- **Exercise**
Could you write out the records below exactly as they appear, leaving out any pictures?

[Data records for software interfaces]
****

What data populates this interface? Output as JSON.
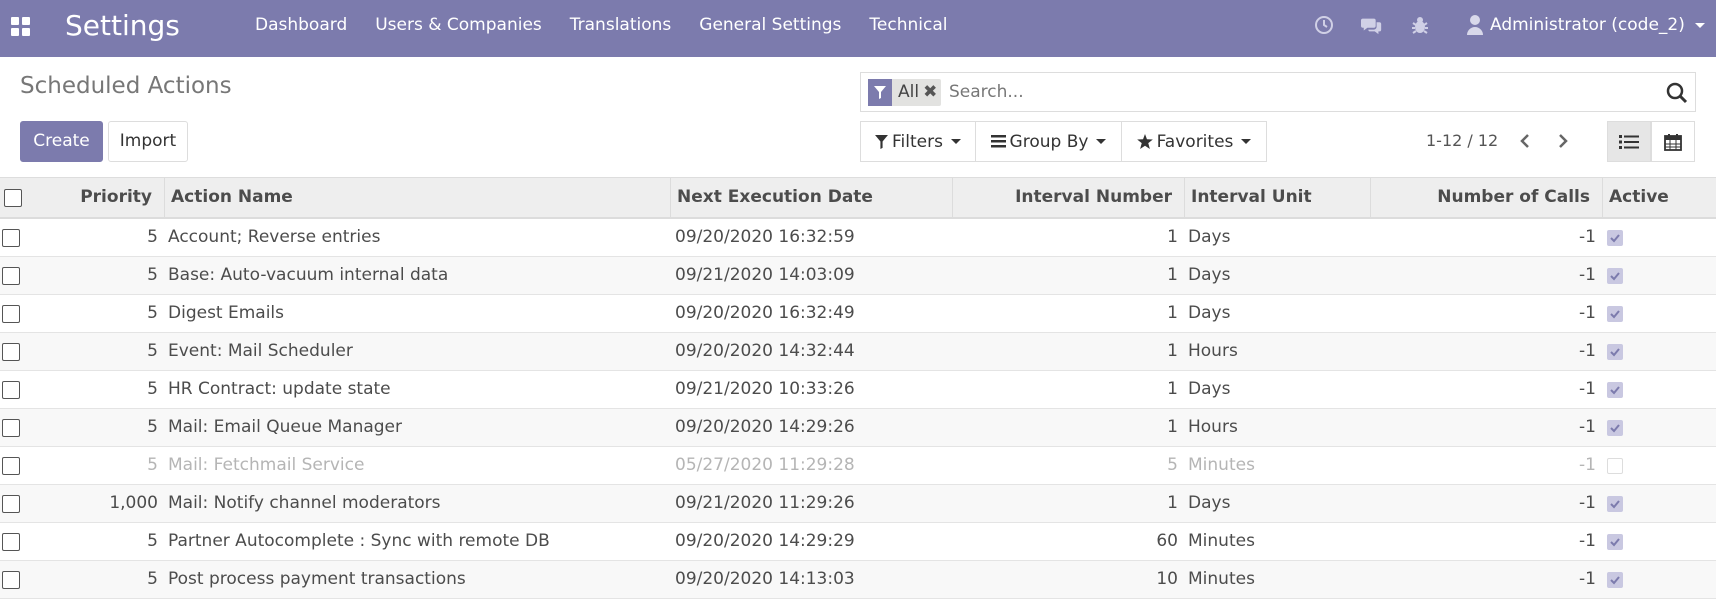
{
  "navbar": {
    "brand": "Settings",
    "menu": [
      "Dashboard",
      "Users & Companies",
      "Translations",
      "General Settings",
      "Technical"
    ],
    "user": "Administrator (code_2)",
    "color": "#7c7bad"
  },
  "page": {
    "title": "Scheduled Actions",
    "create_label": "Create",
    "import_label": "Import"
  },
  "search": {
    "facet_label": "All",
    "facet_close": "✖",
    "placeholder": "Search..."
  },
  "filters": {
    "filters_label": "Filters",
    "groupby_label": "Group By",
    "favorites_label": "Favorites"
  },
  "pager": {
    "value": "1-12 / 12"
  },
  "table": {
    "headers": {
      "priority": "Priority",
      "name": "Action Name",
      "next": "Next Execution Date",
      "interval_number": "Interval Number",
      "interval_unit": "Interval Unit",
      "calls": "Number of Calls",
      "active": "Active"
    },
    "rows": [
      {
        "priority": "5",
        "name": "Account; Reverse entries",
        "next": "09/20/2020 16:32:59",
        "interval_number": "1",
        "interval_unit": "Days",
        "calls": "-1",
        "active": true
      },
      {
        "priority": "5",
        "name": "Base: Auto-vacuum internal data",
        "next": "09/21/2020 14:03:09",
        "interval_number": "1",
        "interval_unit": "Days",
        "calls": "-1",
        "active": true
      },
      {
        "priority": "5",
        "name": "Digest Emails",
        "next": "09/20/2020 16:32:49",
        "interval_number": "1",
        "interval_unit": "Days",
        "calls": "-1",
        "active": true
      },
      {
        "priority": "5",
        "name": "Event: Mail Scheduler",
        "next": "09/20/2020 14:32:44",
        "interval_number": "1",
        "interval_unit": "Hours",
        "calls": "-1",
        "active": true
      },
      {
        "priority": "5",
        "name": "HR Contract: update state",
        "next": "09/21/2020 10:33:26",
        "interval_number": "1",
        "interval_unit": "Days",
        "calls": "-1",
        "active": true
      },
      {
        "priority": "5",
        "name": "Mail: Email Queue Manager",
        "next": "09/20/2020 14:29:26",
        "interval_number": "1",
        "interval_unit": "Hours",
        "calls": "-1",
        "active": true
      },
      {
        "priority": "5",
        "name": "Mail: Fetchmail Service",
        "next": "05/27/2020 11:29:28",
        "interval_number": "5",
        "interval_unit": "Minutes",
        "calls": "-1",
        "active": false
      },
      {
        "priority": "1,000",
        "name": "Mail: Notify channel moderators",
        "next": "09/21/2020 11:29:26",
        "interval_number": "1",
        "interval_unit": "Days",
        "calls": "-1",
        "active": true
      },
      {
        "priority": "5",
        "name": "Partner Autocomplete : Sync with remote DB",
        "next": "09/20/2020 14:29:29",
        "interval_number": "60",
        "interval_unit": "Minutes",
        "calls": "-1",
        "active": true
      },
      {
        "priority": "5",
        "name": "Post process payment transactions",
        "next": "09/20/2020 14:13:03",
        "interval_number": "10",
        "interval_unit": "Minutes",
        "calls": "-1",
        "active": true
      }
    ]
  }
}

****

- **Response to the task**
What data populates this interface? Output as JSON.
{
  "navbar": {
    "brand": "Settings",
    "menu": [
      "Dashboard",
      "Users & Companies",
      "Translations",
      "General Settings",
      "Technical"
    ],
    "user": "Administrator (code_2)",
    "color": "#7c7bad"
  },
  "page": {
    "title": "Scheduled Actions",
    "create_label": "Create",
    "import_label": "Import"
  },
  "search": {
    "facet_label": "All",
    "facet_close": "✖",
    "placeholder": "Search..."
  },
  "filters": {
    "filters_label": "Filters",
    "groupby_label": "Group By",
    "favorites_label": "Favorites"
  },
  "pager": {
    "value": "1-12 / 12"
  },
  "table": {
    "headers": {
      "priority": "Priority",
      "name": "Action Name",
      "next": "Next Execution Date",
      "interval_number": "Interval Number",
      "interval_unit": "Interval Unit",
      "calls": "Number of Calls",
      "active": "Active"
    },
    "rows": [
      {
        "priority": "5",
        "name": "Account; Reverse entries",
        "next": "09/20/2020 16:32:59",
        "interval_number": "1",
        "interval_unit": "Days",
        "calls": "-1",
        "active": true
      },
      {
        "priority": "5",
        "name": "Base: Auto-vacuum internal data",
        "next": "09/21/2020 14:03:09",
        "interval_number": "1",
        "interval_unit": "Days",
        "calls": "-1",
        "active": true
      },
      {
        "priority": "5",
        "name": "Digest Emails",
        "next": "09/20/2020 16:32:49",
        "interval_number": "1",
        "interval_unit": "Days",
        "calls": "-1",
        "active": true
      },
      {
        "priority": "5",
        "name": "Event: Mail Scheduler",
        "next": "09/20/2020 14:32:44",
        "interval_number": "1",
        "interval_unit": "Hours",
        "calls": "-1",
        "active": true
      },
      {
        "priority": "5",
        "name": "HR Contract: update state",
        "next": "09/21/2020 10:33:26",
        "interval_number": "1",
        "interval_unit": "Days",
        "calls": "-1",
        "active": true
      },
      {
        "priority": "5",
        "name": "Mail: Email Queue Manager",
        "next": "09/20/2020 14:29:26",
        "interval_number": "1",
        "interval_unit": "Hours",
        "calls": "-1",
        "active": true
      },
      {
        "priority": "5",
        "name": "Mail: Fetchmail Service",
        "next": "05/27/2020 11:29:28",
        "interval_number": "5",
        "interval_unit": "Minutes",
        "calls": "-1",
        "active": false
      },
      {
        "priority": "1,000",
        "name": "Mail: Notify channel moderators",
        "next": "09/21/2020 11:29:26",
        "interval_number": "1",
        "interval_unit": "Days",
        "calls": "-1",
        "active": true
      },
      {
        "priority": "5",
        "name": "Partner Autocomplete : Sync with remote DB",
        "next": "09/20/2020 14:29:29",
        "interval_number": "60",
        "interval_unit": "Minutes",
        "calls": "-1",
        "active": true
      },
      {
        "priority": "5",
        "name": "Post process payment transactions",
        "next": "09/20/2020 14:13:03",
        "interval_number": "10",
        "interval_unit": "Minutes",
        "calls": "-1",
        "active": true
      }
    ]
  }
}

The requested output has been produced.